By Leander Croker and Faith Burns
Patrons gather in Durham County Library's MakerLab, one of the many innovative spaces that the library is using to establish itself as a place for business education.
This post provides information on how Durham County Library has built bridges between the business and library communities in Durham, N.C.
When librarians ask community members what they like most about their local library, the response frequently begins with, “when I was a child …" or “when my children were little ...” While the library’s role in early education and child development is paramount – and while we as library professionals love that the library calls to mind warm and fuzzy memories of when our customers were children — these stories do not speak to the work and value the library provides to adults and to our community today.
When the Durham County Library’s main branch closed for a two-year renovation and transformation, the adult services team was distributed to various other branches. One of these locations included a satellite programming space in the storefront of an older shopping mall. To engage the community in this new and non-traditional library location, the adult services librarian who had been assigned to the space needed to develop new programming.
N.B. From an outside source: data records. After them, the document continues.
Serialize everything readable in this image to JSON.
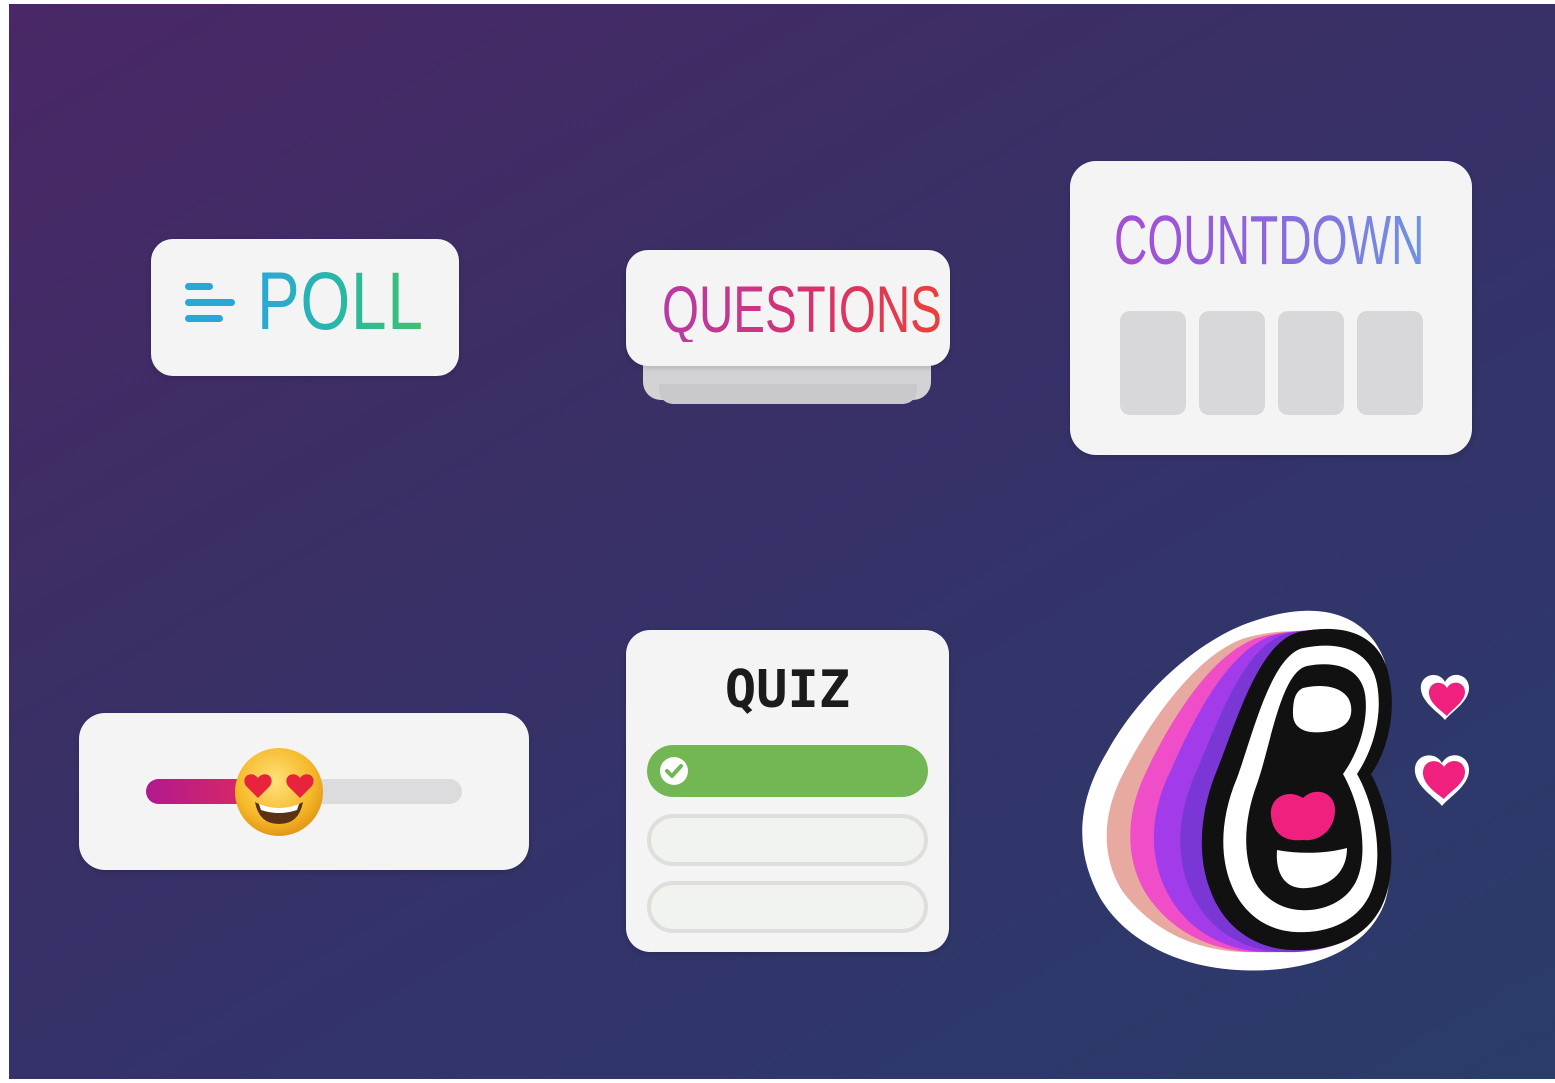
{
  "stickers": {
    "poll": {
      "label": "POLL",
      "icon": "poll-lines-icon"
    },
    "questions": {
      "label": "QUESTIONS"
    },
    "countdown": {
      "label": "COUNTDOWN",
      "digit_boxes": 4
    },
    "emoji_slider": {
      "emoji": "heart-eyes-emoji-icon",
      "value": 0.42
    },
    "quiz": {
      "title": "QUIZ",
      "answers": [
        "correct",
        "empty",
        "empty"
      ]
    },
    "mouth": {
      "icon": "screaming-mouth-icon",
      "accessory": "hearts-icon"
    }
  },
  "colors": {
    "poll_gradient": [
      "#2aa7d9",
      "#3fc26b"
    ],
    "questions_gradient": [
      "#b63ba6",
      "#e8423a"
    ],
    "countdown_gradient": [
      "#a64cd6",
      "#6f93e3"
    ],
    "slider_fill": [
      "#b1198e",
      "#e62c57"
    ],
    "quiz_correct": "#72b754",
    "heart": "#f0207e"
  }
}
This need for innovative programming led to the development of two new education series, one on Education and Empowerment and another on Entrepreneur Education. These series began a process of reintroducing the library and what it has to offer to adults in the community.
Cultivating relationships with established businesses and institutions within the community was key to conveying the library’s credibility within the ecosystem.
Establishing the library as a place for financial and entrepreneurial education was initially challenging. Customers questioned how and if the library was truly capable of meeting the complex needs of the business and finance communities. To make our community feel confident in the programs and embed Durham County Library in the local entrepreneurial ecosystem, we countered initial apprehension by establishing partnerships with respected and established groups and individuals in our entrepreneurial sphere.
Cultivating relationships with established businesses and institutions within the community was key to conveying the library’s credibility within the ecosystem. Partnerships were established with the business departments of the local technical community college, as well as several local branches of national banking firms. Experts from these arenas supported librarians in developing, marketing and presenting the first business programs, which helped to position the library as an important access point to business and financial information. These partnerships solidified the library as a key networking point for business professionals and people interested in business in the community.
We must work to expand our network of potential partners within the community, and we must be consistently visible and “at the table” when it comes to business education programming.
In order to expand the library’s presence in the rapidly growing entrepreneurial ecosystem here in Durham, we need to make sure that we are consistently evolving our practice and engaging our customers in innovative ways. We must work to expand our network of potential partners within the community, and we must be consistently visible and “at the table” when it comes to business education programming.
Our Library Director Tammy Baggett finds great value in providing resources for the entrepreneurial community. She emphasizes that that this work aligns with the library’s vision to inspire lives and transform Durham. “We are committed to making a difference and working within this space meets a growing need in our community,” said Baggett.
Leander Croker is the adult services librarian at Durham County Library’s Main Library and Faith Burns is the interim manager at the Durham County Library’s Main Library. For more information, contact Leander at email@example.com.